-------- Entries provided --------

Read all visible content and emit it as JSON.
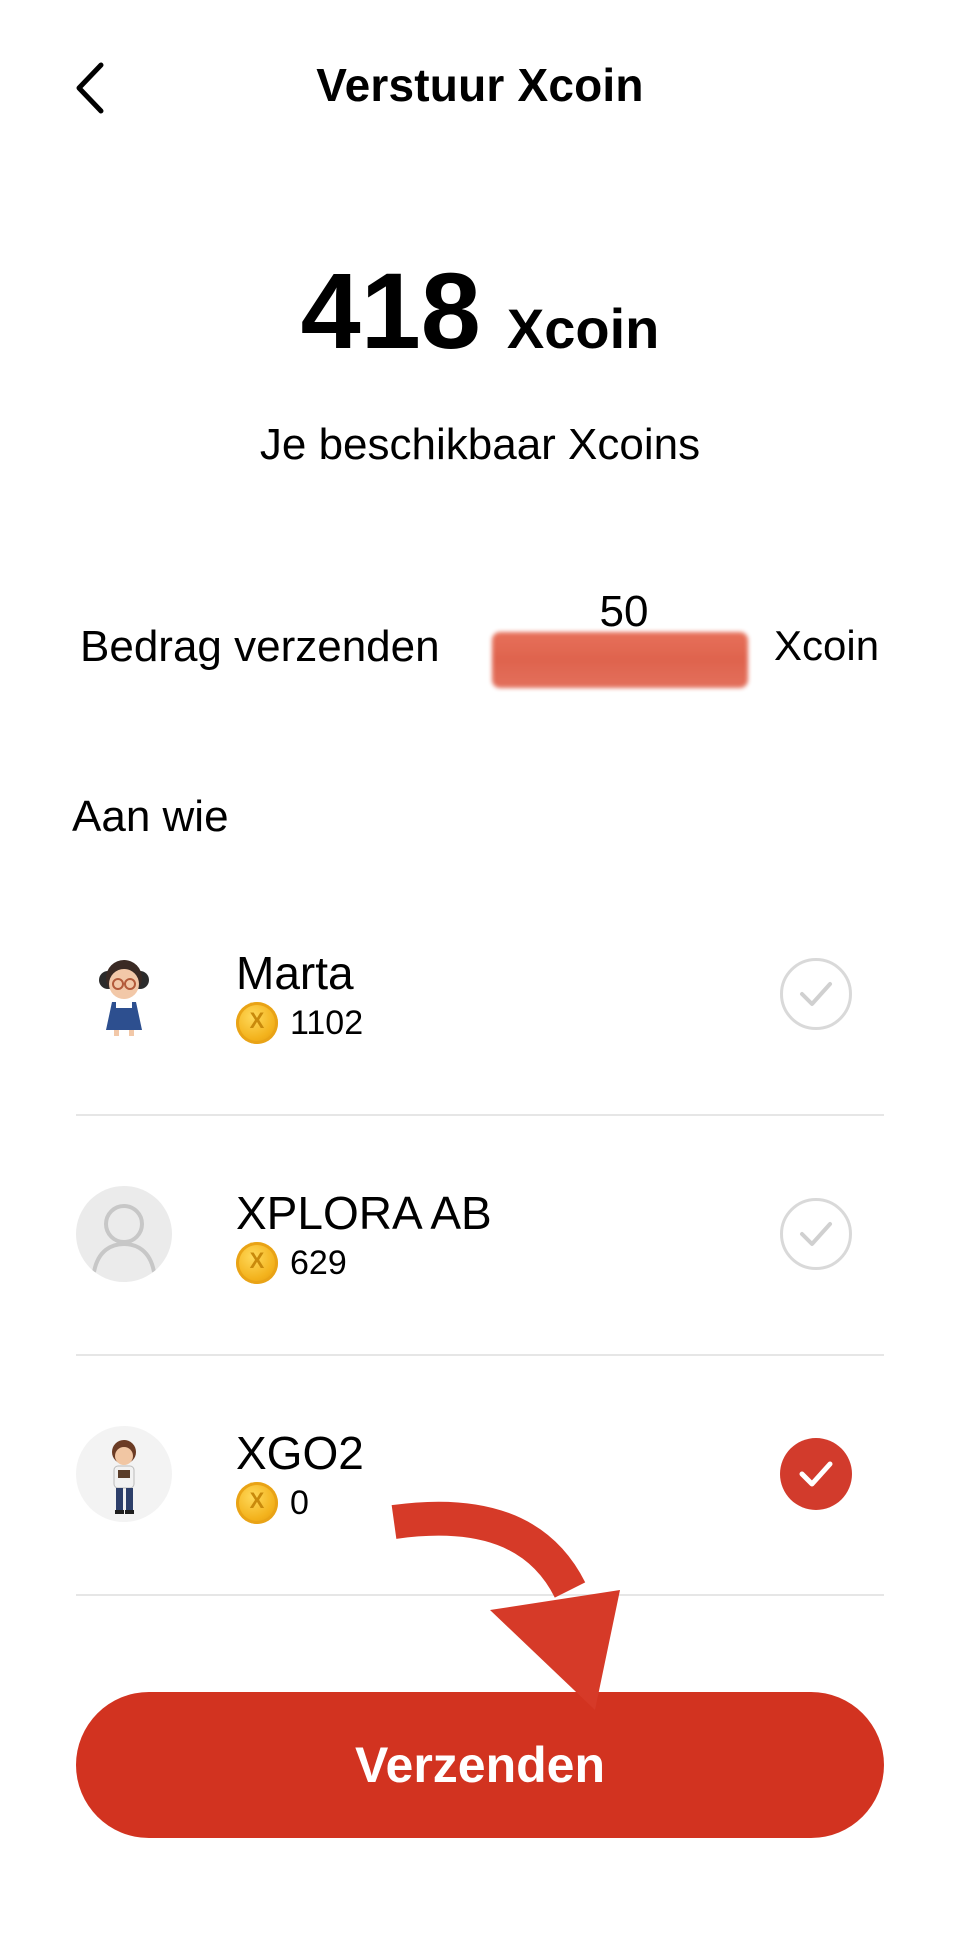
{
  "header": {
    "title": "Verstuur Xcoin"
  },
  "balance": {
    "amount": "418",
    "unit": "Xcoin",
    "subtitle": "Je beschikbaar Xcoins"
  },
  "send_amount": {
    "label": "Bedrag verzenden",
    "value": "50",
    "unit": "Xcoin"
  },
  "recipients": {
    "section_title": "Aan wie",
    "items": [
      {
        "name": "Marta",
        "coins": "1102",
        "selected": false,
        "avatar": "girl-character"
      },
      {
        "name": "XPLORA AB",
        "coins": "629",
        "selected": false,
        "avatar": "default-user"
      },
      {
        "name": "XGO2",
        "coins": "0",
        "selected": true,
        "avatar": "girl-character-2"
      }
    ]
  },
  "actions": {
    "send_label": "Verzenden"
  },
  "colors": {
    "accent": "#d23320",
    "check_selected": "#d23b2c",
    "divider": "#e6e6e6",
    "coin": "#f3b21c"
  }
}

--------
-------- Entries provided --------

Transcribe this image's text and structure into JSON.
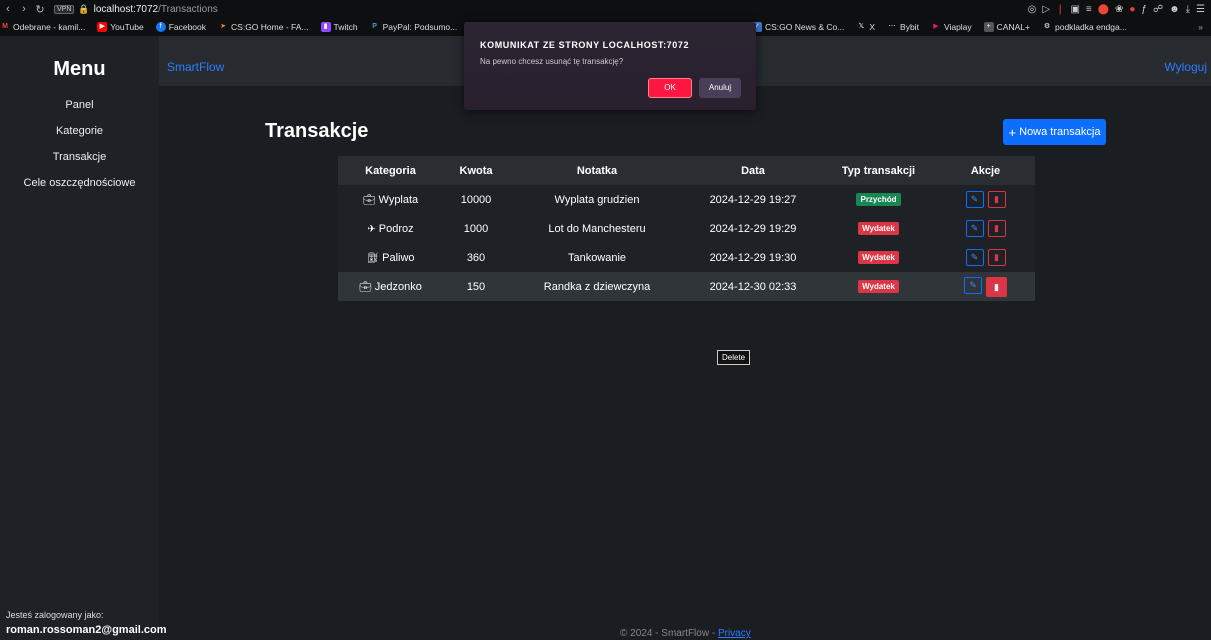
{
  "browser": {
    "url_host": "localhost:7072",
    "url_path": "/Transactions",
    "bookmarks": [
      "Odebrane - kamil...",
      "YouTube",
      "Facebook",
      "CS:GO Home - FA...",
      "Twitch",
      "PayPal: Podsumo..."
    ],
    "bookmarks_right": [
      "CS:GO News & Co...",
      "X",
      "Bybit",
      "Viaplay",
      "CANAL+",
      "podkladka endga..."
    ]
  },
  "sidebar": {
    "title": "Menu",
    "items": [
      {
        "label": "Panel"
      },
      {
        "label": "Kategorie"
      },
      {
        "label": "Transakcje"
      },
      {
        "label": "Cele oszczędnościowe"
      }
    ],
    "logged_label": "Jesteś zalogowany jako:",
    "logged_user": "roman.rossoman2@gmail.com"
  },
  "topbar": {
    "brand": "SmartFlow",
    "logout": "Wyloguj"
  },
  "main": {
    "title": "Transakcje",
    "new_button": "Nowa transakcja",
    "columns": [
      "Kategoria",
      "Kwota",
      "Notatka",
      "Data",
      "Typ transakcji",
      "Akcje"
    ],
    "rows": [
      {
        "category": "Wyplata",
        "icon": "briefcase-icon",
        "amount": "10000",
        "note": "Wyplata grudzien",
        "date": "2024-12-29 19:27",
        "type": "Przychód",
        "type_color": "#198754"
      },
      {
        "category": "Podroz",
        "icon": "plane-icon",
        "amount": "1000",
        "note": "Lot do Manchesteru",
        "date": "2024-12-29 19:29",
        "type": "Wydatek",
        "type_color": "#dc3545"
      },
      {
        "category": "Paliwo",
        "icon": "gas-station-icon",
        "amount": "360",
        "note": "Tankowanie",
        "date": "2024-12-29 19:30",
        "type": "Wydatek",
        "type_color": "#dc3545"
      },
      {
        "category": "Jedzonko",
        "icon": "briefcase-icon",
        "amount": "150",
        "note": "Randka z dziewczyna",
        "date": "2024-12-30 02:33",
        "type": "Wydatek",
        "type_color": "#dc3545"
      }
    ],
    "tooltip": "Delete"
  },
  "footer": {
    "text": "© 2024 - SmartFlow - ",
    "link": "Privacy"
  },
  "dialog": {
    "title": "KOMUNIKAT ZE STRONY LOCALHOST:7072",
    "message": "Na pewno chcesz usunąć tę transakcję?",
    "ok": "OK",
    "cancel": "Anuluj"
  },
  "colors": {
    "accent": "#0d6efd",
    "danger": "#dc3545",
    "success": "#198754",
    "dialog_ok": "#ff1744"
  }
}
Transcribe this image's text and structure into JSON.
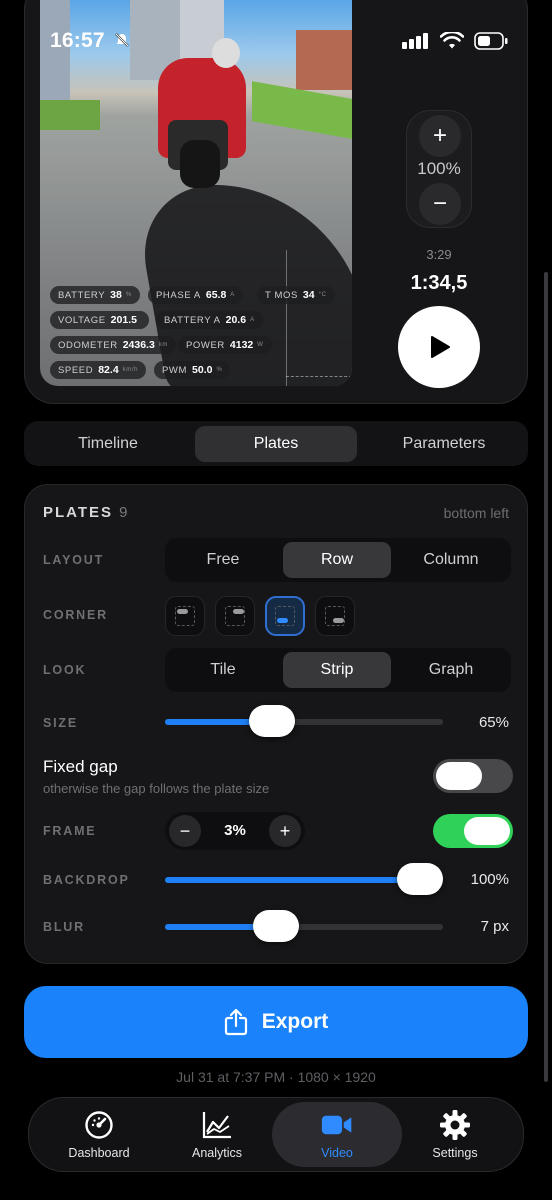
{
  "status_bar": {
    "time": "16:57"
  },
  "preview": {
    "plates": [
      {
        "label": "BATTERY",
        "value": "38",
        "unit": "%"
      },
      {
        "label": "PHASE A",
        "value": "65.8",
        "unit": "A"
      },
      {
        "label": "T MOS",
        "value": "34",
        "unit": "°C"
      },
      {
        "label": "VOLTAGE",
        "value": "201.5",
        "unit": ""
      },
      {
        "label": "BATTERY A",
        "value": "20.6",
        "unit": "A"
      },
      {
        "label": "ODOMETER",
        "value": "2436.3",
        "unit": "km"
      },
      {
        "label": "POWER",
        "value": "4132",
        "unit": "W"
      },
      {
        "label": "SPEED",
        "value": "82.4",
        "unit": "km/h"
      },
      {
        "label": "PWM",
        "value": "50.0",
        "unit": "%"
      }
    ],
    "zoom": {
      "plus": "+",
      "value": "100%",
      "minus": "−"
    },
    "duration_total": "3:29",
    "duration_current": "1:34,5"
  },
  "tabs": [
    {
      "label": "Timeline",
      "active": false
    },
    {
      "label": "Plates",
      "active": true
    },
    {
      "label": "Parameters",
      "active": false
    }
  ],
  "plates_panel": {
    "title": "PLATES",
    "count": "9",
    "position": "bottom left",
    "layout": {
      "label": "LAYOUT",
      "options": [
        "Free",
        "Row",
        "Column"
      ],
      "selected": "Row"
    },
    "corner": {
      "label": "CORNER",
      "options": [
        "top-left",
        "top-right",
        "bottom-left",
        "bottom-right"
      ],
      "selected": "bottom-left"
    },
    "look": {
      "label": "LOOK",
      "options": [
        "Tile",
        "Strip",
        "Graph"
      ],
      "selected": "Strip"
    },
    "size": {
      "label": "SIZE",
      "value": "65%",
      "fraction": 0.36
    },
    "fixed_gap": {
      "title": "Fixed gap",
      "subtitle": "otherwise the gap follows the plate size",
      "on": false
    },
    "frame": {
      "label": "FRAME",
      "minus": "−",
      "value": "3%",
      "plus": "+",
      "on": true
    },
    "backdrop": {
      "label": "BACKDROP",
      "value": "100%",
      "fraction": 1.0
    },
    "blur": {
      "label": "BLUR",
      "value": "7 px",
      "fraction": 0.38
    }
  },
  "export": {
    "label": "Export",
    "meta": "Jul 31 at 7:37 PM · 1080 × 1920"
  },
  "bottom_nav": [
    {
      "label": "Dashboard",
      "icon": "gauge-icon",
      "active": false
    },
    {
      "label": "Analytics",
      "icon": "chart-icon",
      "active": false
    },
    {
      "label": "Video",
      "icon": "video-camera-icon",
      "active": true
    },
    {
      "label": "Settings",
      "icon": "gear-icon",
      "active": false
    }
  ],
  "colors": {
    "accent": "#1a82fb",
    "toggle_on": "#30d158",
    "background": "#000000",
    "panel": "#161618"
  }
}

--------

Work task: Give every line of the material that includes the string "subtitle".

Task answer:
    "subtitle": "Je beschikbaar Xcoins"
      "subtitle": "otherwise the gap follows the plate size",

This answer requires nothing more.